Yesterday, the week before Mother’s Day weekend, I had the opportunity to help my blue bird family. Around lunchtime, as I was working on the computer, flying birds caught my eye in the back yard. I went out to investigate and found Randy Rat Snake trying to eat the fledglings. As I was trying to relocate Randy with a shovel, our cat Banjo was also trying to get the baby birds. Yes, I was that crazy bird lady running around my back yard trying to make sure that all the babies successfully fledged. I kept telling the mom and dad blue birds that I was on their side, helping them. Nothing else can die this time of year. Losing my mom so close to Mother’s Day and my precious last giant baby Smooch dying on spring break has just been too much. I cannot take any additional deaths right now.
So, as we head into this Mother’s Day weekend, I want to offer some tips for how I plan to address this difficult holiday.
- Run away. I plan to visit one of the lakes that has been in my to visit list for a while now. My very sweet 15 yr old offered to go with me since I will not have Smooch with me. That dude is a keeper (and he is going to make an amazing husband to one lucky lady).
- Mother yourself. A fancy way of saying utilize self care. Do what you need to do for you. If this means not celebrating, then that is ok too.
- Create a ritual. For me, I am going to start writing a letter to my mom each Mother’s Day to update her on all the things she has missed by not being with us.
- Stay off social media. Seeing all the messages of love and appreciation can be like salt in a wound. Why torture yourself with those messages? And more importantly, are all those messages honest portrayals of their relationships? Probably not.
- Appreciate what you have. I am one lucky mom to an amazing tiny family that loves me in a healthy way. I am going to try to focus on that vs what I did not have with my own family.
If Mother’s Day is hard for you, chime in. How do you cope?
One thought on “When Mother’s Day is hard”
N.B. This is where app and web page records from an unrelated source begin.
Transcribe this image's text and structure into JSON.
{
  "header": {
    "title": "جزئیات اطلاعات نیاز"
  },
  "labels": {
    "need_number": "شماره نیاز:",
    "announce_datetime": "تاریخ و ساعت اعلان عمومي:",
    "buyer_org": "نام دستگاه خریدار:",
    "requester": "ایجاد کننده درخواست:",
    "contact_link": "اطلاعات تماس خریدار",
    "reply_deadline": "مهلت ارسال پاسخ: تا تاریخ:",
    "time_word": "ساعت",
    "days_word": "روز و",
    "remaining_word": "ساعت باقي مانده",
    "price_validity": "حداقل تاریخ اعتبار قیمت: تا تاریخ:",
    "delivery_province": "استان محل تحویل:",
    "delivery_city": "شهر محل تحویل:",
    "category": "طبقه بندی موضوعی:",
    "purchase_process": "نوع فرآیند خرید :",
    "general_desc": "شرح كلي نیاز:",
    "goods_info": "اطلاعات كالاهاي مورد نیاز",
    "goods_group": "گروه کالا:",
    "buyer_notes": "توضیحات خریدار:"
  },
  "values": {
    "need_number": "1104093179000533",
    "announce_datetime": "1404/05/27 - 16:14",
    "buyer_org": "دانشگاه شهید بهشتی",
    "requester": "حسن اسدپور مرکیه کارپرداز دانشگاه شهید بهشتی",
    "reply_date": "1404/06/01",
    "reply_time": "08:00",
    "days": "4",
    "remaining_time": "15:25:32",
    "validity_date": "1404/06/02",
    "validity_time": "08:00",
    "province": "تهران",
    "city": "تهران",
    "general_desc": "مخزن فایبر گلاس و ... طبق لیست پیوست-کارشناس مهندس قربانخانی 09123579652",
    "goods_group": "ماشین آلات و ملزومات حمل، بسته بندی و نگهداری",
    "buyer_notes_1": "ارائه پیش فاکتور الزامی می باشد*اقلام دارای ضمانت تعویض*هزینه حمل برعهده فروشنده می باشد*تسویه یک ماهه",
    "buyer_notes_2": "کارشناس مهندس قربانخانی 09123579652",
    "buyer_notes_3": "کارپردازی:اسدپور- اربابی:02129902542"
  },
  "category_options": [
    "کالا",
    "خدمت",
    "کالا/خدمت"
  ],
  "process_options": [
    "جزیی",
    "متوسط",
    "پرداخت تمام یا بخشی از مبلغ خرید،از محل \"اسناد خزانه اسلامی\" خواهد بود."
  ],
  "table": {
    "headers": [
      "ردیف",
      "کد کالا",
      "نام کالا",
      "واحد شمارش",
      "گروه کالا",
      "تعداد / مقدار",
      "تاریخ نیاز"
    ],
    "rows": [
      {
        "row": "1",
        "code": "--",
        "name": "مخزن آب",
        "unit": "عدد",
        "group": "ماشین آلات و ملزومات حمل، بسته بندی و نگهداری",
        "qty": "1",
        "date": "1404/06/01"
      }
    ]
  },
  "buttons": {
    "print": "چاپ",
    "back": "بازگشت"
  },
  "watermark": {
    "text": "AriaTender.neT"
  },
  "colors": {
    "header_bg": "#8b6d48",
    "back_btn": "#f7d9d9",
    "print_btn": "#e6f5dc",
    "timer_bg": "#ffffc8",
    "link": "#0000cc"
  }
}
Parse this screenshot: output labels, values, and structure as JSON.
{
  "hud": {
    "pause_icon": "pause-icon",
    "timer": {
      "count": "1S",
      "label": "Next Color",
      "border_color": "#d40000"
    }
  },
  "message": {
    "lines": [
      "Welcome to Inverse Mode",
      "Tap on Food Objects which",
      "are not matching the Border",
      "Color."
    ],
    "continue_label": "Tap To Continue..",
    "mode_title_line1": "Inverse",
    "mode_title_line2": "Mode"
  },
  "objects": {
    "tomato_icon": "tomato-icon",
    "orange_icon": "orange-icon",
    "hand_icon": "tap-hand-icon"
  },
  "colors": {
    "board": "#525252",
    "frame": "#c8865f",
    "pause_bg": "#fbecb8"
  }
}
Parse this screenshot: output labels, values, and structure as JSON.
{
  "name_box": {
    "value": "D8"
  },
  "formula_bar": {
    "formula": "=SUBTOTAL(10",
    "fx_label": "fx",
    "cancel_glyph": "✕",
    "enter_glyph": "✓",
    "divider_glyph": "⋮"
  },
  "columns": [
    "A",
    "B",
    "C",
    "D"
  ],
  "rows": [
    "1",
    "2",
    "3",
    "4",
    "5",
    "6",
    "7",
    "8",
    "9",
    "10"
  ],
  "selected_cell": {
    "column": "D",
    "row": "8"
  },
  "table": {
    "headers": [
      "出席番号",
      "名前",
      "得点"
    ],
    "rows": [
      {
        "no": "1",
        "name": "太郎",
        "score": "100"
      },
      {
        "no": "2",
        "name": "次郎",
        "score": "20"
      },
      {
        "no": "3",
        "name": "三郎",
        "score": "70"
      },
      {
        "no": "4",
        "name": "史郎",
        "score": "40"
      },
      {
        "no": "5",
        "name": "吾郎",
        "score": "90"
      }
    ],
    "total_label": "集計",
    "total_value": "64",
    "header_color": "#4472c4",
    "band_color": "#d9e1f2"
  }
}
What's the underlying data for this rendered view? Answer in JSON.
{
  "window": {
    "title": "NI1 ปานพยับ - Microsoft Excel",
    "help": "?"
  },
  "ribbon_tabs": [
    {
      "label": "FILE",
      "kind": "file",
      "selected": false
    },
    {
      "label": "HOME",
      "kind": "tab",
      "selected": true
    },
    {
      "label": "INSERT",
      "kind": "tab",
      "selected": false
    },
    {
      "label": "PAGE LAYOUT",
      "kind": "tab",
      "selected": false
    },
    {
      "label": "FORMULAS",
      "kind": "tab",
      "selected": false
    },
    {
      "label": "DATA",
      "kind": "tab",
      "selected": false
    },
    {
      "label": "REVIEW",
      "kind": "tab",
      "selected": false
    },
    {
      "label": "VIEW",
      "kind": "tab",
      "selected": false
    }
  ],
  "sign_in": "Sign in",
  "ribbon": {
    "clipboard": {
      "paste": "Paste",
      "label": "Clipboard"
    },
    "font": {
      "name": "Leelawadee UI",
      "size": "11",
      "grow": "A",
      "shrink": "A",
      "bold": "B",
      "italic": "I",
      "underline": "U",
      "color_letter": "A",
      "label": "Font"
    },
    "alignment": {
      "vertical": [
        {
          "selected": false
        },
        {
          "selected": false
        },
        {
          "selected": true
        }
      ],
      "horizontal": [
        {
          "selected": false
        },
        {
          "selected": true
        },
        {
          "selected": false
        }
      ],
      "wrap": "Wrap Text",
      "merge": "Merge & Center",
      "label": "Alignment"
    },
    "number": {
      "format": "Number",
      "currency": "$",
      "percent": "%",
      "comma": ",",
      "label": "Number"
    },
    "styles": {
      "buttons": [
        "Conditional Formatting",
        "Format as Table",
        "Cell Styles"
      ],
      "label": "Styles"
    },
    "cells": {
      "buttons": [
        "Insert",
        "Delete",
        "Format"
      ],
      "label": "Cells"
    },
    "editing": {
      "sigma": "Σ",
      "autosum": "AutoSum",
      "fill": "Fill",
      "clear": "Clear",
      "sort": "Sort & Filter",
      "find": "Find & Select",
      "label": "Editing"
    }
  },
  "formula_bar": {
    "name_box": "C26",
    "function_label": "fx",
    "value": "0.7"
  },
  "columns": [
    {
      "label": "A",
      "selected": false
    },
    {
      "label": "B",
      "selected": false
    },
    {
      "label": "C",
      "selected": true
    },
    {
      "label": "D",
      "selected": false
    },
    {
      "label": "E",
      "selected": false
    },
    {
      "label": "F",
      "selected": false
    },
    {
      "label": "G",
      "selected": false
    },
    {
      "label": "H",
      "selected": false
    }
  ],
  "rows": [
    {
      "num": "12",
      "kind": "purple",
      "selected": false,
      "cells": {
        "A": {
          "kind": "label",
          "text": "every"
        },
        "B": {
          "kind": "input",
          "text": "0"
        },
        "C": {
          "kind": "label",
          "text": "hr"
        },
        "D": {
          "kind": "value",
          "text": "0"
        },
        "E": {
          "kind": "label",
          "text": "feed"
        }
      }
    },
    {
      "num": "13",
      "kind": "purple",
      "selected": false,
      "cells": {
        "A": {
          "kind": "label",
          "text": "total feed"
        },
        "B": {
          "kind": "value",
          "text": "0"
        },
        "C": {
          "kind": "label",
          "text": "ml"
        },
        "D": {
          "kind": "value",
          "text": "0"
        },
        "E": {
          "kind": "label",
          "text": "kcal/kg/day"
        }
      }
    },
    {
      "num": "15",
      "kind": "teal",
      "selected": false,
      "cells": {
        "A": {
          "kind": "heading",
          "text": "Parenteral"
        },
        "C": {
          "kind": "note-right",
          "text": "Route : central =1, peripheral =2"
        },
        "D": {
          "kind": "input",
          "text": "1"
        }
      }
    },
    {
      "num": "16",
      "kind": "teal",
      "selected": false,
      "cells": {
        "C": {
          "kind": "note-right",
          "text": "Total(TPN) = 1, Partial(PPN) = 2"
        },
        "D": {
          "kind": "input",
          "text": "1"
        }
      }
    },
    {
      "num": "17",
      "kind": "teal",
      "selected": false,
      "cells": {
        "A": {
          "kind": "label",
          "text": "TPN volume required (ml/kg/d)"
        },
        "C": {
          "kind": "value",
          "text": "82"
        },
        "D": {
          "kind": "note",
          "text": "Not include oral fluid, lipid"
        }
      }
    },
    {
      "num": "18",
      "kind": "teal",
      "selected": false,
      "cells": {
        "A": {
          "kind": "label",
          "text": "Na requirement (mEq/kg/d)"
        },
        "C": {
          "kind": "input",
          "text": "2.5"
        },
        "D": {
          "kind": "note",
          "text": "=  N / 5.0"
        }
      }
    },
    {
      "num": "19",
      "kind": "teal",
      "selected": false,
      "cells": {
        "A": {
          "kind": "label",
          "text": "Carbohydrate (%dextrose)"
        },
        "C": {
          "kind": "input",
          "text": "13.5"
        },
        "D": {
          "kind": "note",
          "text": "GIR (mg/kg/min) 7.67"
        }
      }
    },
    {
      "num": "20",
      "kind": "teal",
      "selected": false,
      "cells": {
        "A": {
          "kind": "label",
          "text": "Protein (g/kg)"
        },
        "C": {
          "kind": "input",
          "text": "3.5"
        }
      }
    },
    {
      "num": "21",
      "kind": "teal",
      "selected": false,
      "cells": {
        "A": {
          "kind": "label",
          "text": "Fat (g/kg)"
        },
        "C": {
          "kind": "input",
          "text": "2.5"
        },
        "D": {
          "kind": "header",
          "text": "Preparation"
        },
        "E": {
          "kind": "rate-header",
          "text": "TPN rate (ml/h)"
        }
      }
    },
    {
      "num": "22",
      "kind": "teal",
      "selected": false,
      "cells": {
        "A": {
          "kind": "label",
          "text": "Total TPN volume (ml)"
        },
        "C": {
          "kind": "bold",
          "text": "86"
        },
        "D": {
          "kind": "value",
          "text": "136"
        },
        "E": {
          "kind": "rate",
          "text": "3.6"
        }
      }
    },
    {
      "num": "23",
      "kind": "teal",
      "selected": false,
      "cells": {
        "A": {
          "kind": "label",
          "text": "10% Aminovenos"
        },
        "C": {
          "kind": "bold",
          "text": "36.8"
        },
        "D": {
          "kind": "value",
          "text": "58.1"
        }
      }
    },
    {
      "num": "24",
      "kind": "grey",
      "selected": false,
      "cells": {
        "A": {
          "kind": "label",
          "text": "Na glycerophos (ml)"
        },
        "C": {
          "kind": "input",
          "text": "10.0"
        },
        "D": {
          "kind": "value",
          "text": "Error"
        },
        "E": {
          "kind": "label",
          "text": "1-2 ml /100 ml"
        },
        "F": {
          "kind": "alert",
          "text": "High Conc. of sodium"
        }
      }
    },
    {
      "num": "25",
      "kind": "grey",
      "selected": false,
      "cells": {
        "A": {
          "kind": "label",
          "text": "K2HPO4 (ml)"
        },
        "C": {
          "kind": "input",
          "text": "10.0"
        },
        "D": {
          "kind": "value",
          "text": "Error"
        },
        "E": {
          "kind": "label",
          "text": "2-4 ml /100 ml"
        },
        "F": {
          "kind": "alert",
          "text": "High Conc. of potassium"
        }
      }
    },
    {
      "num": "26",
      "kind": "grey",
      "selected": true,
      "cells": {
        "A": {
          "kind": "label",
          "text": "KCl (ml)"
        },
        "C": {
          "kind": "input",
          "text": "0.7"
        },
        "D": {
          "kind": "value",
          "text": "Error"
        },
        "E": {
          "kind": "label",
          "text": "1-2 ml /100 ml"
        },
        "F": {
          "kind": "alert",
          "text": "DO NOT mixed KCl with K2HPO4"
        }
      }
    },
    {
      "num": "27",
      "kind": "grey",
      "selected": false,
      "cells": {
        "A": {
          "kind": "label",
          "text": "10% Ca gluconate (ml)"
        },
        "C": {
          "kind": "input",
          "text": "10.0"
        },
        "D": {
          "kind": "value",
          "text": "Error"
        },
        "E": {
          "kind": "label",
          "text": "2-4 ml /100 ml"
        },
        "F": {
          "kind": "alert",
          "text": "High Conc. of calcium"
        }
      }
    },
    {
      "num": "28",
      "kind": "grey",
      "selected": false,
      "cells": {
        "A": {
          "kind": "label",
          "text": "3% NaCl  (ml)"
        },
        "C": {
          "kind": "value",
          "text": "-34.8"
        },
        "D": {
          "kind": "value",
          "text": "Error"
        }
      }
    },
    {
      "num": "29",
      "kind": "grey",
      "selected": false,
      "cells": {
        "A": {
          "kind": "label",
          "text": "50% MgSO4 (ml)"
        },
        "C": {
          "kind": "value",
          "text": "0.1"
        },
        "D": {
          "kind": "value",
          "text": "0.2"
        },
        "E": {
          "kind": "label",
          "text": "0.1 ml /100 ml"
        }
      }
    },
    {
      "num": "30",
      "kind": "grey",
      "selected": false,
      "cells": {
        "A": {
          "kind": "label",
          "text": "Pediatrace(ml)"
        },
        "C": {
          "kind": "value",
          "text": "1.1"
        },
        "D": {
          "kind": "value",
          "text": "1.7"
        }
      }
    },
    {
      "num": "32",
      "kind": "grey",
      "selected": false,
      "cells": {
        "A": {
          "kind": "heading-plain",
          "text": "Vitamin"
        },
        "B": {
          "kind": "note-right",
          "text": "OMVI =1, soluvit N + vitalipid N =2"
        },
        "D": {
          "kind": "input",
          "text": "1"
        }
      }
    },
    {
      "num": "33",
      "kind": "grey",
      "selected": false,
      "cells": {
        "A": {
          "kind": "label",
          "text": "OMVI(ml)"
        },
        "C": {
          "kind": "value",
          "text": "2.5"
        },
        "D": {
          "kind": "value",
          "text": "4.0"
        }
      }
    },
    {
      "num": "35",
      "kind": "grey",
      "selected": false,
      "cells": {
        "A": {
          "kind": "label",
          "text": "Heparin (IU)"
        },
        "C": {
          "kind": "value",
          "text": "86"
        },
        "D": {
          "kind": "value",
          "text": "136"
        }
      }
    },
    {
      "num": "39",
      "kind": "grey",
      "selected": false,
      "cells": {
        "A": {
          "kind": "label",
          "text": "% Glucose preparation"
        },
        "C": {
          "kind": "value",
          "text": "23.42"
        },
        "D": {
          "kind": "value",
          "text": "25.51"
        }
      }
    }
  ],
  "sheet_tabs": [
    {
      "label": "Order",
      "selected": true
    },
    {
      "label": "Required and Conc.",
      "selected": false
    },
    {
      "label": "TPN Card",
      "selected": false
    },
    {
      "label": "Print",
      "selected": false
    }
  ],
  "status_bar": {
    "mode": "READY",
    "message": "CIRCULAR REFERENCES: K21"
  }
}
My hatred for mother’s day is much more selfish. I have a wonderful husband who appreciates me every day of the year, but is absolutely horrible at acknowledging the “big days” – birthdays, Christmas, Mother’s Day, when there is zero recognition from him. He often works and isn’t even around. Since my kids have had no model/guidance from him and aren’t in elementary school any more to bring home sweet crafts they have made at school, there’s not much from them either (my daughter a little, my son barely knows what day of the week it is). Being a non religious holiday, people will wish you Happy Mother’s Day and then ask you what you did to celebrate. So I get to repeatedly say, “nothing”. It sounds silly as I type it. I’ve made my feelings known and somehow nothing changes. It’s hard to demand to be appreciated. And like I said, he’s wonderful about telling me every day, but I think he hates to be told what to do and this is his rebellion.